Brian Rudman writes that corporates are crowing over paltry donations to Christchurch while sitting on big earnings.
The way some holy men try to shame their followers into giving more than they can afford, by reading out a list of donations in church, is rather, shall we say, un-Christian.
On the other hand, if big commercial organisations want to pound their chests and alert us to their beneficence in times of emergency, where's the harm? Except, sometimes, to themselves.
In Monday's Herald, Westpac New Zealand's corporate affairs director, Sue Foley, rushed to correct a correspondent who had claimed Westpac had not been as generous as the other big banks in it's donation to the Christchurch quake appeal.
Most major banks, wrote Ms Foley, "including Westpac, stepped up to assist, giving $1 million each".
She added that Westpac had given a similar amount after the September quake and that "all the banks have been great, Westpac included".
My first thought was "how generous", which no doubt was the purpose of the letter - that, and trying to promote Westpac as having done better than its rivals.
But then a jaundiced Westpac customer of South Island origins rang to say how penny-pinching - he employed much more earthy Anglo-Saxon vocabulary - his banker had been. And how incredulous he was that they were skiting about their "generosity". Them and the other Aussie-owned banks which dominate the local banking scene.
After leafing through PricewaterhouseCoopers recent analysis of the major banks' results for the second half of the 2010 financial year, it was obvious he had a point.
Last year, the four Australian-owned NZ banks plus Kiwibank together amassed a profit before tax of $3.48 billion - a 36 per cent increase over the previous year's $2.56 billion.
Westpac's share of last year's bonanza was $822 million. The latter six months were particularly good, with profits leaping from $378 million in the first six months to $444 million in the second half.
Alongside these huge sums, the $2 million donation Westpac was anxious to promote suddenly sounds like loose change from the petty cash tin. Perhaps it's time for one of those holy men to start reading these numbers aloud and shaming the big bankers into opening up their safes instead.
Talking of opening up purses, Auckland Mayor Len Brown was in Wellington yesterday to discuss the Auckland Spatial Plan with the Cabinet committee on Auckland governance reforms. That was the official reason, but it's hard to believe that the subject on everyone's mind wasn't the clear signal from the Beehive that if Auckland wants to proceed with major infrastructural improvements, such as the inner-city rail loop, then we're on our own.
More alarming is the ideological pressure from the right, and from Wellington, to sell off regional assets such as the port company and the airport shares, and pay for these new infrastructure projects ourselves.
It's hardly a new tune.
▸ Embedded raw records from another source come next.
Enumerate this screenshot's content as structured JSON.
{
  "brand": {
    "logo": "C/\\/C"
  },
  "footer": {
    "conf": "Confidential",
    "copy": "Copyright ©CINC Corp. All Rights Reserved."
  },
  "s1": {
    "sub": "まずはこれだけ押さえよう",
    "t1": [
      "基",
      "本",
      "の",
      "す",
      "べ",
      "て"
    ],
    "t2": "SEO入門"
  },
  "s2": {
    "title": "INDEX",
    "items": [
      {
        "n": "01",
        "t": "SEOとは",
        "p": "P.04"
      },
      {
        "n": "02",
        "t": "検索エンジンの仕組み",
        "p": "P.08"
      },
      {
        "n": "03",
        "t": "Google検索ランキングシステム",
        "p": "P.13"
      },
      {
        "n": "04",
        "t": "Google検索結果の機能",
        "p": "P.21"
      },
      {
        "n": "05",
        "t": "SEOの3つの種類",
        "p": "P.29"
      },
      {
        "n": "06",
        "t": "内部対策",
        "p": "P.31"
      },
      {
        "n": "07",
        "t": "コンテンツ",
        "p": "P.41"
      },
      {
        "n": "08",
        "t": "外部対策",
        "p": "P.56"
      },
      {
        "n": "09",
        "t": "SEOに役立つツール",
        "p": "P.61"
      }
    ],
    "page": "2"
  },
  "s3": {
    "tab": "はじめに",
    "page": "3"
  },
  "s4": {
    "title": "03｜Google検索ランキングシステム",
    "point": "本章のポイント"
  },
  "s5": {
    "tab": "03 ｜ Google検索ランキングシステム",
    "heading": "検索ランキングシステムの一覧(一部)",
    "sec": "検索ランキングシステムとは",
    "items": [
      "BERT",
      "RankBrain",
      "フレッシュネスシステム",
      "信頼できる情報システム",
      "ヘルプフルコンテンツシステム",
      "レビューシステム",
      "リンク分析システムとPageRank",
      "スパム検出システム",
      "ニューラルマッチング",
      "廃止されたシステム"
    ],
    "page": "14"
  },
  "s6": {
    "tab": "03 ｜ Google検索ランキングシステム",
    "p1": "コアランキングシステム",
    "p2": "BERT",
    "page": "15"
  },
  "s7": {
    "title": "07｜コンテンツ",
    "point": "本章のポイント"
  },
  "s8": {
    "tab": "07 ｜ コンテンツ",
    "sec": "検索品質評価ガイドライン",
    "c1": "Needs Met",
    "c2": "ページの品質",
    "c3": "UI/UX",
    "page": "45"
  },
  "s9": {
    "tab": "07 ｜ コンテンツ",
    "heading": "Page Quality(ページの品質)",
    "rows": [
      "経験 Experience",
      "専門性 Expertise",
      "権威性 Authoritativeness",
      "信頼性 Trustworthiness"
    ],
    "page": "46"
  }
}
Just as it's hardly new to realise that the national politicians and bureaucrats are once more getting ready to rort Auckland out of its fair share of development funds.
The best analysis of this was by the Greens Transport Research Unit, which in early 2009 ploughed through years of Cabinet and Treasury documents and calculated that in the 15 years from June 1990, Aucklanders contributed $7.02 billion into central government coffers from fuel tax, road-user charges and motor vehicle fees but got back only $3.22 billion - less than half - in transport-related expenditure.
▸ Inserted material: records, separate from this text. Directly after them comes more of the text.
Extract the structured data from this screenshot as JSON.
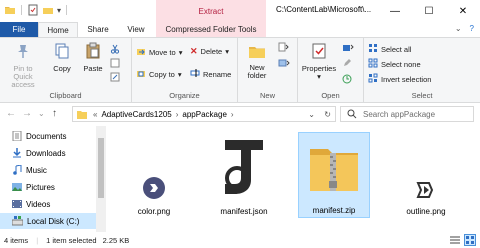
{
  "titlebar": {
    "contextual_tab": "Extract",
    "path": "C:\\ContentLab\\Microsoft\\...",
    "minimize": "—",
    "maximize": "☐",
    "close": "✕"
  },
  "tabs": {
    "file": "File",
    "home": "Home",
    "share": "Share",
    "view": "View",
    "compressed": "Compressed Folder Tools"
  },
  "ribbon": {
    "clipboard": {
      "pin": "Pin to Quick access",
      "copy": "Copy",
      "paste": "Paste",
      "label": "Clipboard"
    },
    "organize": {
      "move_to": "Move to",
      "copy_to": "Copy to",
      "delete": "Delete",
      "rename": "Rename",
      "label": "Organize"
    },
    "new": {
      "new_folder": "New folder",
      "label": "New"
    },
    "open": {
      "properties": "Properties",
      "label": "Open"
    },
    "select": {
      "select_all": "Select all",
      "select_none": "Select none",
      "invert": "Invert selection",
      "label": "Select"
    }
  },
  "address": {
    "prefix": "«",
    "segments": [
      "AdaptiveCards1205",
      "appPackage"
    ],
    "search_placeholder": "Search appPackage"
  },
  "nav": {
    "items": [
      {
        "label": "Documents",
        "icon": "documents-icon"
      },
      {
        "label": "Downloads",
        "icon": "downloads-icon"
      },
      {
        "label": "Music",
        "icon": "music-icon"
      },
      {
        "label": "Pictures",
        "icon": "pictures-icon"
      },
      {
        "label": "Videos",
        "icon": "videos-icon"
      },
      {
        "label": "Local Disk (C:)",
        "icon": "drive-icon"
      }
    ]
  },
  "files": [
    {
      "name": "color.png",
      "icon": "image-file-icon"
    },
    {
      "name": "manifest.json",
      "icon": "json-file-icon"
    },
    {
      "name": "manifest.zip",
      "icon": "zip-folder-icon"
    },
    {
      "name": "outline.png",
      "icon": "image-file-icon"
    }
  ],
  "status": {
    "count": "4 items",
    "selected": "1 item selected",
    "size": "2.25 KB"
  },
  "colors": {
    "file_tab": "#1f5aa8",
    "contextual": "#fcdfe4",
    "selection": "#cce8ff"
  }
}
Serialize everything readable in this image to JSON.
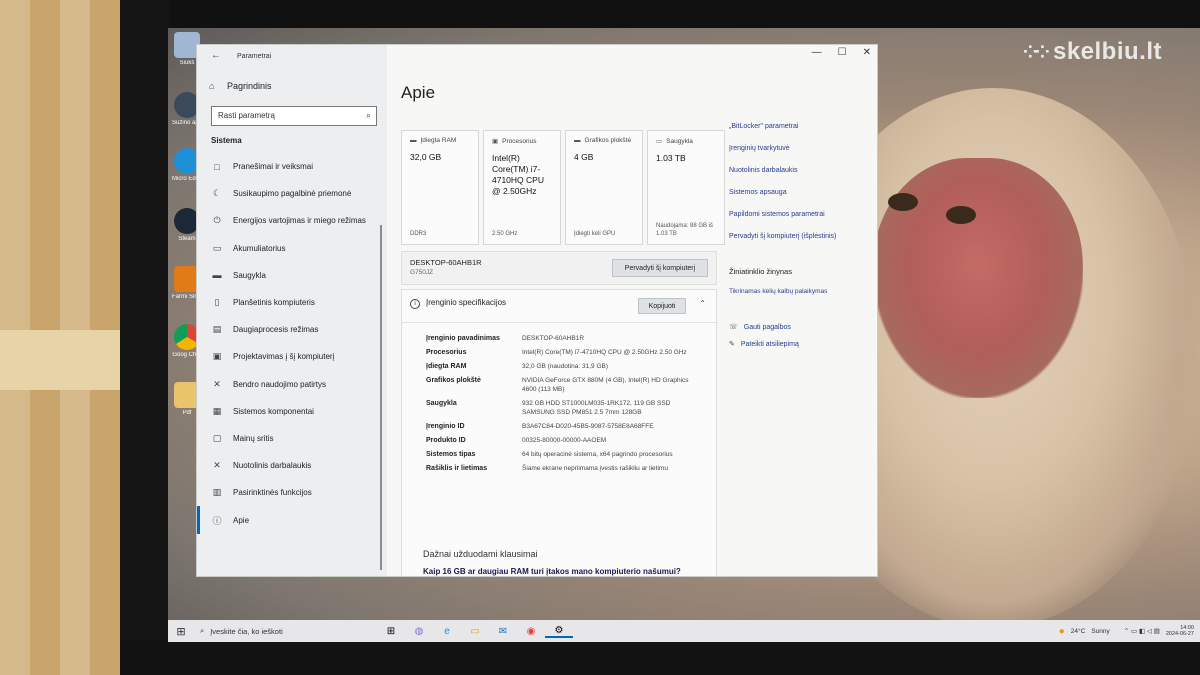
{
  "watermark": {
    "text": "skelbiu.lt"
  },
  "desktop_icons": [
    {
      "name": "recycle-bin",
      "label": "Šiukš"
    },
    {
      "name": "info",
      "label": "Sužino apie š"
    },
    {
      "name": "edge",
      "label": "Micro Edge"
    },
    {
      "name": "steam",
      "label": "Steam"
    },
    {
      "name": "farming",
      "label": "Farmi Simulat"
    },
    {
      "name": "chrome",
      "label": "Goog Chro"
    },
    {
      "name": "folder",
      "label": "Pdf"
    }
  ],
  "window": {
    "title": "Parametrai",
    "controls": {
      "minimize": "—",
      "maximize": "☐",
      "close": "✕"
    }
  },
  "sidebar": {
    "home": "Pagrindinis",
    "search_placeholder": "Rasti parametrą",
    "section": "Sistema",
    "items": [
      {
        "label": "Pranešimai ir veiksmai",
        "icon": "□"
      },
      {
        "label": "Susikaupimo pagalbinė priemonė",
        "icon": "☾"
      },
      {
        "label": "Energijos vartojimas ir miego režimas",
        "icon": "⏻"
      },
      {
        "label": "Akumuliatorius",
        "icon": "▭"
      },
      {
        "label": "Saugykla",
        "icon": "▬"
      },
      {
        "label": "Planšetinis kompiuteris",
        "icon": "▯"
      },
      {
        "label": "Daugiaprocesis režimas",
        "icon": "▤"
      },
      {
        "label": "Projektavimas į šį kompiuterį",
        "icon": "▣"
      },
      {
        "label": "Bendro naudojimo patirtys",
        "icon": "✕"
      },
      {
        "label": "Sistemos komponentai",
        "icon": "▦"
      },
      {
        "label": "Mainų sritis",
        "icon": "▢"
      },
      {
        "label": "Nuotolinis darbalaukis",
        "icon": "✕"
      },
      {
        "label": "Pasirinktinės funkcijos",
        "icon": "▥"
      },
      {
        "label": "Apie",
        "icon": "ⓘ"
      }
    ]
  },
  "main": {
    "title": "Apie",
    "tiles": [
      {
        "head": "Įdiegta RAM",
        "icon": "▬",
        "value": "32,0 GB",
        "foot": "DDR3"
      },
      {
        "head": "Procesorius",
        "icon": "▣",
        "value": "Intel(R) Core(TM) i7-4710HQ CPU @ 2.50GHz",
        "foot": "2.50 GHz"
      },
      {
        "head": "Grafikos plokštė",
        "icon": "▬",
        "value": "4 GB",
        "foot": "Įdiegti keli GPU"
      },
      {
        "head": "Saugykla",
        "icon": "▭",
        "value": "1.03 TB",
        "foot": "Naudojama: 88 GB iš 1.03 TB"
      }
    ],
    "device_name": "DESKTOP-60AHB1R",
    "device_model": "G750JZ",
    "rename_button": "Pervadyti šį kompiuterį",
    "spec": {
      "title": "Įrenginio specifikacijos",
      "copy_button": "Kopijuoti",
      "rows": [
        {
          "k": "Įrenginio pavadinimas",
          "v": "DESKTOP-60AHB1R"
        },
        {
          "k": "Procesorius",
          "v": "Intel(R) Core(TM) i7-4710HQ CPU @ 2.50GHz 2.50 GHz"
        },
        {
          "k": "Įdiegta RAM",
          "v": "32,0 GB (naudotina: 31,9 GB)"
        },
        {
          "k": "Grafikos plokštė",
          "v": "NVIDIA GeForce GTX 880M (4 GB), Intel(R) HD Graphics 4600 (113 MB)"
        },
        {
          "k": "Saugykla",
          "v": "932 GB HDD ST1000LM035-1RK172, 119 GB SSD SAMSUNG SSD PM851 2.5 7mm 128GB"
        },
        {
          "k": "Įrenginio ID",
          "v": "B3A67C84-D020-45B5-9087-5758E8A68FFE"
        },
        {
          "k": "Produkto ID",
          "v": "00325-80000-00000-AAOEM"
        },
        {
          "k": "Sistemos tipas",
          "v": "64 bitų operacinė sistema, x64 pagrindo procesorius"
        },
        {
          "k": "Rašiklis ir lietimas",
          "v": "Šiame ekrane nepriimama įvestis rašikliu ar lietimu"
        }
      ]
    },
    "faq_title": "Dažnai užduodami klausimai",
    "faq_link": "Kaip 16 GB ar daugiau RAM turi įtakos mano kompiuterio našumui?",
    "related_links": [
      "„BitLocker\" parametrai",
      "Įrenginių tvarkytuvė",
      "Nuotolinis darbalaukis",
      "Sistemos apsauga",
      "Papildomi sistemos parametrai",
      "Pervadyti šį kompiuterį (išplėstinis)"
    ],
    "help_title": "Žiniatinklio žinynas",
    "help_link": "Tikrinamas kelių kalbų palaikymas",
    "help_items": [
      {
        "icon": "☏",
        "label": "Gauti pagalbos"
      },
      {
        "icon": "✎",
        "label": "Pateikti atsiliepimą"
      }
    ]
  },
  "taskbar": {
    "search_placeholder": "Įveskite čia, ko ieškoti",
    "apps": [
      "⊞",
      "◍",
      "e",
      "▭",
      "✉",
      "◉",
      "⚙"
    ],
    "weather_temp": "24°C",
    "weather_text": "Sunny",
    "tray_icons": "⌃ ▭ ◧ ◁ ▤",
    "time": "14:00",
    "date": "2024-06-27"
  }
}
In the last three years of the last Labour Government, this imbalance finally began to be reversed, but still the shortfall to Auckland taxpayers between 1990 and 2008 was in the region of $3 billion.
Still, we can scream and yell about the injustice and unfairness of it all until the cows come home, but under the present National Administration it's not going extract an extra cent of investment for Auckland. But what this Government has given us, with the creation of the Super City structure, is the muscle to get on with the job ourselves.
Auckland is the biggest local authority in Australasia, with a $3 billion budget and $29 billion worth of assets. Among them are the port company, on the council books at $622.6 million, airport shares valued at $663 million, assorted term deposits and other diversified financial assets of $263 million and prime waterfront land stretching from Queen St around to the Harbour Bridge.
With the Government's books closed and Treasury officials on the prowl for projects to chop, the Auckland Council urgently needs a financial plan on how best to make the $29 billion asset base work for the development of Auckland.
There's pressure, from both outside and in, for cashing up assets such as the port and the airport and investing the proceeds. Others argue to carry on as now and live off the income of these investments.
Issuing development bonds is another option, as is reviving the regional fuel tax, which was widely backed but was cancelled before it could be implemented by the incoming National Government in late 2008.
There's a consensus in Auckland in favour of the inner-city rail loop. If we want it to proceed, it's time for us to flex our Super City muscles and come up with a plan for funding it someway else.